# BRIEF
Nothing but the pictures should go missing; return all the entries below exactly.

(Data records for software interfaces)
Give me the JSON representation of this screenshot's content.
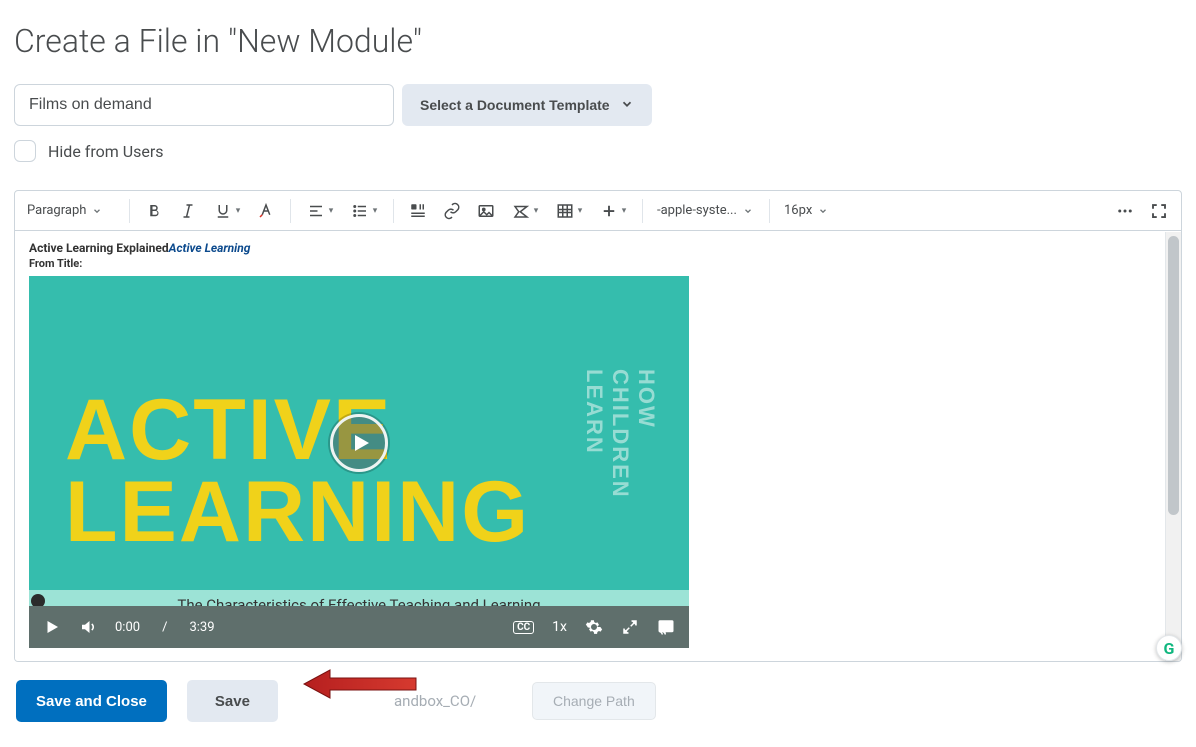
{
  "page": {
    "title": "Create a File in \"New Module\""
  },
  "form": {
    "title_value": "Films on demand",
    "template_button": "Select a Document Template",
    "hide_label": "Hide from Users"
  },
  "toolbar": {
    "paragraph": "Paragraph",
    "font": "-apple-syste...",
    "size": "16px"
  },
  "content": {
    "segment_prefix": "Active Learning Explained",
    "segment_link": "Active Learning",
    "from_title": "From Title:",
    "video_main": "ACTIVE\nLEARNING",
    "video_side": "HOW CHILDREN LEARN",
    "subtitle": "The Characteristics of Effective Teaching and Learning"
  },
  "player": {
    "current": "0:00",
    "duration": "3:39",
    "cc": "CC",
    "speed": "1x"
  },
  "footer": {
    "save_close": "Save and Close",
    "save": "Save",
    "path_fragment": "andbox_CO/",
    "change_path": "Change Path"
  },
  "badge": {
    "letter": "G"
  }
}
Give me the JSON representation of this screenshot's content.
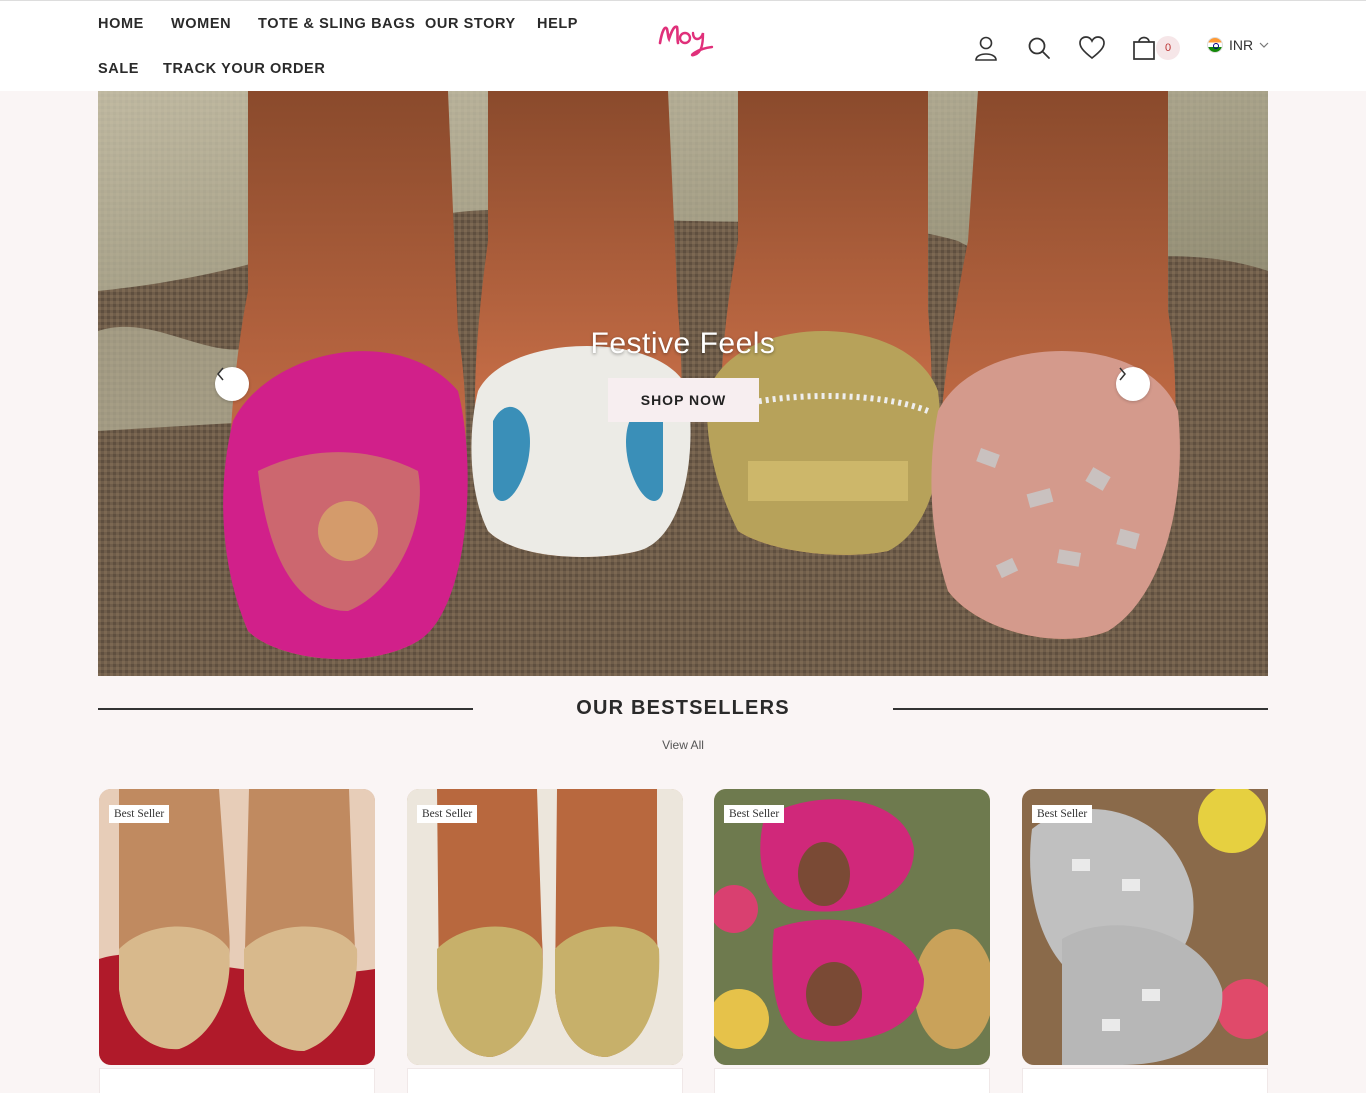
{
  "nav": {
    "items": [
      "HOME",
      "WOMEN",
      "TOTE & SLING BAGS",
      "OUR STORY",
      "HELP",
      "SALE",
      "TRACK YOUR ORDER"
    ]
  },
  "logo": {
    "text": "Moy"
  },
  "header": {
    "cart_count": "0",
    "currency": "INR",
    "icons": [
      "user-icon",
      "search-icon",
      "heart-icon",
      "cart-icon",
      "india-flag-icon",
      "chevron-down-icon"
    ]
  },
  "hero": {
    "title": "Festive Feels",
    "cta": "SHOP NOW"
  },
  "bestsellers": {
    "title": "OUR BESTSELLERS",
    "view_all": "View All",
    "products": [
      {
        "badge": "Best Seller"
      },
      {
        "badge": "Best Seller"
      },
      {
        "badge": "Best Seller"
      },
      {
        "badge": "Best Seller"
      }
    ]
  },
  "colors": {
    "accent_pink": "#e0307a",
    "page_bg": "#faf5f5",
    "button_bg": "#f7eef0"
  }
}
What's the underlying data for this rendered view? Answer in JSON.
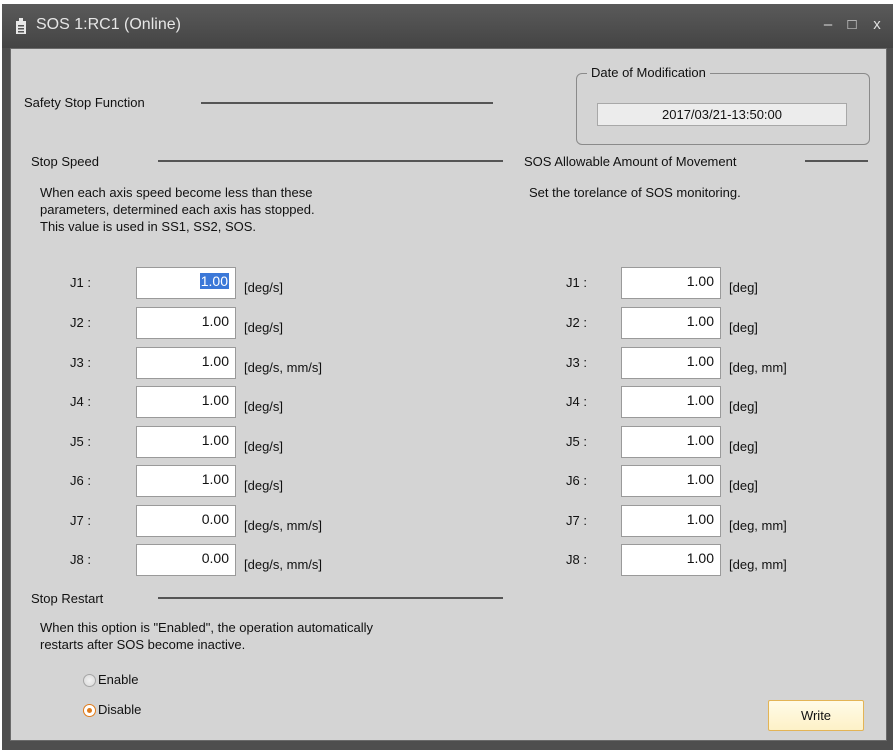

# TASK RESULT
Give me the JSON representation of this screenshot's content.
{
  "page": {
    "title": "Create a File in \"New Module\""
  },
  "form": {
    "title_value": "Films on demand",
    "template_button": "Select a Document Template",
    "hide_label": "Hide from Users"
  },
  "toolbar": {
    "paragraph": "Paragraph",
    "font": "-apple-syste...",
    "size": "16px"
  },
  "content": {
    "segment_prefix": "Active Learning Explained",
    "segment_link": "Active Learning",
    "from_title": "From Title:",
    "video_main": "ACTIVE\nLEARNING",
    "video_side": "HOW CHILDREN LEARN",
    "subtitle": "The Characteristics of Effective Teaching and Learning"
  },
  "player": {
    "current": "0:00",
    "duration": "3:39",
    "cc": "CC",
    "speed": "1x"
  },
  "footer": {
    "save_close": "Save and Close",
    "save": "Save",
    "path_fragment": "andbox_CO/",
    "change_path": "Change Path"
  },
  "badge": {
    "letter": "G"
  }
}
Give me the JSON representation of this screenshot's content.
{
  "nav": {
    "items": [
      "HOME",
      "WOMEN",
      "TOTE & SLING BAGS",
      "OUR STORY",
      "HELP",
      "SALE",
      "TRACK YOUR ORDER"
    ]
  },
  "logo": {
    "text": "Moy"
  },
  "header": {
    "cart_count": "0",
    "currency": "INR",
    "icons": [
      "user-icon",
      "search-icon",
      "heart-icon",
      "cart-icon",
      "india-flag-icon",
      "chevron-down-icon"
    ]
  },
  "hero": {
    "title": "Festive Feels",
    "cta": "SHOP NOW"
  },
  "bestsellers": {
    "title": "OUR BESTSELLERS",
    "view_all": "View All",
    "products": [
      {
        "badge": "Best Seller"
      },
      {
        "badge": "Best Seller"
      },
      {
        "badge": "Best Seller"
      },
      {
        "badge": "Best Seller"
      }
    ]
  },
  "colors": {
    "accent_pink": "#e0307a",
    "page_bg": "#faf5f5",
    "button_bg": "#f7eef0"
  }
}
What's the underlying data for this rendered view? Answer in JSON.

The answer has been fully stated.